by 5m Editor
29 April 2009, at 10:39a.m.

INDIA - Thousands of smaller poultry meat and egg farmers in the state of Andhra Pradesh have left the business because of continuing high feed costs.

The poultry industry in Andhra Pradesh, one of the biggest in the country, is facing the worst crisis in over 30 years, with thousands of small and marginal farmers shutting shop on account of 'abnormal' increases in input cost, particularly feed, according to The Hindu.

Since last year, there was a 100 per cent rise in feed cost, according to K.V.S. Subba Raju, Hyderabad Zonal Chairman of the National Egg Coordination Committee (NECC).

He told The Hindu that a tonne of soybean meal now costs 25,000 rupees (INR), as against INR 12,5000 to 13,000 in October/November last year. Similarly, a tonne of de-oiled groundnut cake is INR 21,000 to 22,000, in sharp contrast to INR 11,500 in 2008. The maize support price to be paid by a small farmers is now INR 800 after taxes, almost twice as much as the INR 450 to 500 about two years back.

Mr Raju expressed concern over the rising prices of the poultry feed ingredients which was forcing thousands of small/marginal egg and chicken growers to close shop. "The price of feed has become a major factor of daily uncertainty facing the industry in the State, as a result of which units being run by small and marginal are just collapsing, their running having become unviable," he said.

He explained that a farmer had to get INR 60 for a kilo of broiler to break even but the current price is INR 58 per kilo.

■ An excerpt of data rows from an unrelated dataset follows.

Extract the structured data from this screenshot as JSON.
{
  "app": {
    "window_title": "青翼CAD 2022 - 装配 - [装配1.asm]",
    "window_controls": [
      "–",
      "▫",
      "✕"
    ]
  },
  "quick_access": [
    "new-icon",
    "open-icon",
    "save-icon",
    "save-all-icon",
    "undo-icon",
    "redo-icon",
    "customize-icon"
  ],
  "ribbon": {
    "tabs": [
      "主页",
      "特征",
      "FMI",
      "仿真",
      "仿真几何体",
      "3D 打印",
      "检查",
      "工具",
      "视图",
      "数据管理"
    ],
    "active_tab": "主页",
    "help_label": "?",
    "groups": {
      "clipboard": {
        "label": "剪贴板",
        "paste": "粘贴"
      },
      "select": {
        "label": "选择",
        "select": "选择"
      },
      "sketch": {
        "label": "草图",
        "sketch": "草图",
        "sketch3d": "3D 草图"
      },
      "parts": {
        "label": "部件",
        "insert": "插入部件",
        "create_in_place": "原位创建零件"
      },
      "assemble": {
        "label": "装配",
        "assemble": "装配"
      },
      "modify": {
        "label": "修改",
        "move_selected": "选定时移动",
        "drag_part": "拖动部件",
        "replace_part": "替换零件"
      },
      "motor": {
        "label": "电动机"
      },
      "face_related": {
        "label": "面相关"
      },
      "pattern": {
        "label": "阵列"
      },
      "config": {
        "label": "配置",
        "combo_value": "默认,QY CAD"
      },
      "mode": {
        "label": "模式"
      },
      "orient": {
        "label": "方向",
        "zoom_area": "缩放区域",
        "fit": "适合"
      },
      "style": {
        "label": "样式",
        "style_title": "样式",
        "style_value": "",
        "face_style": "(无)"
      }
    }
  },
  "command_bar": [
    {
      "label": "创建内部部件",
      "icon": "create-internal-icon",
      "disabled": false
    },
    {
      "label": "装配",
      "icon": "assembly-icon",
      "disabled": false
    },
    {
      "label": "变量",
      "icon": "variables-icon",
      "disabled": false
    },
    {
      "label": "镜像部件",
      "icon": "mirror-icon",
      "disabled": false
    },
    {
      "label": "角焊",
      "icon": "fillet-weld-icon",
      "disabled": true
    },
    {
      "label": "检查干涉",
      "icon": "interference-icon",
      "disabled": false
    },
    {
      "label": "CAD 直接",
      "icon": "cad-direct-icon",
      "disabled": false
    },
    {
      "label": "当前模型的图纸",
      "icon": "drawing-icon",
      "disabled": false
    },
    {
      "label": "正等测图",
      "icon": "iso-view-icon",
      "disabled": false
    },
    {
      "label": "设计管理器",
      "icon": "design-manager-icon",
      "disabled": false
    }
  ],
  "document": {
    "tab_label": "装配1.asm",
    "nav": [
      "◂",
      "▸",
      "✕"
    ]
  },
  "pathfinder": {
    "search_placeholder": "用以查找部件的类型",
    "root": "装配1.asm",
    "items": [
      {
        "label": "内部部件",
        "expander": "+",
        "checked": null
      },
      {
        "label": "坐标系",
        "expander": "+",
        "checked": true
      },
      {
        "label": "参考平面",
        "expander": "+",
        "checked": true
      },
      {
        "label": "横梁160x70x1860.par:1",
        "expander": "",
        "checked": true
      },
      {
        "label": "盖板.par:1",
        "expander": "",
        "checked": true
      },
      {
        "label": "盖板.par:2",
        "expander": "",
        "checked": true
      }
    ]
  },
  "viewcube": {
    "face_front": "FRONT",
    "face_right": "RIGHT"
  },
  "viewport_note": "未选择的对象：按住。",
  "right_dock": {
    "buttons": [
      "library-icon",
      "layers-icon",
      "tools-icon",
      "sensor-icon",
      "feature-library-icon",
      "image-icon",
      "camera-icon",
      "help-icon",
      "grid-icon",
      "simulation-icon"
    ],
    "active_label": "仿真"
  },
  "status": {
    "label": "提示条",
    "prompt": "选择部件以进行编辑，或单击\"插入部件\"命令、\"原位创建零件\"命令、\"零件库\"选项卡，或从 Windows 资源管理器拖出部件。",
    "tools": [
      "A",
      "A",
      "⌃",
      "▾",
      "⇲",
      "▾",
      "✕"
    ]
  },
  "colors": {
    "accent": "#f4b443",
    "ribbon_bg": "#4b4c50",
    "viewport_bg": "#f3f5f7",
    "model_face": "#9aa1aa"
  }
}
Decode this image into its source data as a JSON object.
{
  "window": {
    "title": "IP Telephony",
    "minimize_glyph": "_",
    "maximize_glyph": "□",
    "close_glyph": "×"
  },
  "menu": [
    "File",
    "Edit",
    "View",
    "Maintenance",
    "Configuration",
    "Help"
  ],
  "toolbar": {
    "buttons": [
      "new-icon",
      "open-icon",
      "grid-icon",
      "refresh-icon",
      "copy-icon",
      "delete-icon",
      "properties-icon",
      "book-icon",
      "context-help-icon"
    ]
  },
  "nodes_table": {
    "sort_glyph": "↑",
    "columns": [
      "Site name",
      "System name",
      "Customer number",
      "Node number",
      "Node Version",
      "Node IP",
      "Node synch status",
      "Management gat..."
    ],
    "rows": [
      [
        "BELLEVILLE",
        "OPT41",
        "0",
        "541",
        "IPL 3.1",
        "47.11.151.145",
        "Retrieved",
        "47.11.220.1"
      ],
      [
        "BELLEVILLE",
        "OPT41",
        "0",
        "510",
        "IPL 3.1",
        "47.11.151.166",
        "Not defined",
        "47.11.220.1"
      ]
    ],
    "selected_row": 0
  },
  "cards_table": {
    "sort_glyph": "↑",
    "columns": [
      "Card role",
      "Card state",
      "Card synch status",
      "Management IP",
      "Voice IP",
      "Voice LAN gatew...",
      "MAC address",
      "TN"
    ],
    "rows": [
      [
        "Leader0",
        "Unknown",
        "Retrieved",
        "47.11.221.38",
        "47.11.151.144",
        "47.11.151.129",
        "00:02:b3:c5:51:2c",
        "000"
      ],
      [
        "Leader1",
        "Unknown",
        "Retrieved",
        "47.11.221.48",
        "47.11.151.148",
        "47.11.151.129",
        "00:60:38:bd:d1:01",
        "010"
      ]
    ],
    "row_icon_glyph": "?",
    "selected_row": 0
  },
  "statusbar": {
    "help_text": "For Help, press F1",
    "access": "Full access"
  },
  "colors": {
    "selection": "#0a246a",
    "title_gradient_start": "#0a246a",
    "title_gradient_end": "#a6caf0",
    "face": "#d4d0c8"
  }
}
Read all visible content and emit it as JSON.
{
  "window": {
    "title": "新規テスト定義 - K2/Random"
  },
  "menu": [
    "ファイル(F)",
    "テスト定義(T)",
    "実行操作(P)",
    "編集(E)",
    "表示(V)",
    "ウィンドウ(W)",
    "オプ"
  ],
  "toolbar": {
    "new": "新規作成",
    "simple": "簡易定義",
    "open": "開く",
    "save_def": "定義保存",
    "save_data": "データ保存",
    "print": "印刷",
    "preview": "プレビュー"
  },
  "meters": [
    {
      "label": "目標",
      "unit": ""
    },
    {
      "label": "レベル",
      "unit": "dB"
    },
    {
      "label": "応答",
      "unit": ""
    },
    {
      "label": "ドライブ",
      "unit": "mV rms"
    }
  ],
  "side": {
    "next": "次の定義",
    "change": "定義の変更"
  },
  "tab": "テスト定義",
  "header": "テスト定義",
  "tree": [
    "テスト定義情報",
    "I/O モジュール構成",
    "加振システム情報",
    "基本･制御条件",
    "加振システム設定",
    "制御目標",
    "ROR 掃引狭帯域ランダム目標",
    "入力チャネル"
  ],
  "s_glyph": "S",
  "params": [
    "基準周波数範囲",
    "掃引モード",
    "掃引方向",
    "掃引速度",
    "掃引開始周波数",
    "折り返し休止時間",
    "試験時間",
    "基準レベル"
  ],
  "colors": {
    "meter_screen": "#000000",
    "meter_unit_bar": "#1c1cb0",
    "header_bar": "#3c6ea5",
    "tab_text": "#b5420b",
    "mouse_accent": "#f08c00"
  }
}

It is increasingly difficult for small and marginal producers to continue since there was no guarantee of survival. As a consequence, production of both eggs and chicken are down, Mr Raju stated. The current cost of producing an egg by a farmer was INR 2.25, whereas it was being sold for INR 1.76, minus the commission of the middleman.

As a solution to tide over the crisis, he wants the government to ban forwarding trading in maize and soya meal immediately, since it was being indulged in by "speculators who blocked their movement by resorting to hoarding".

He told The Hindu that the government should first consider the country's requirements before allowing export of poultry feed ingredients like maize and soya.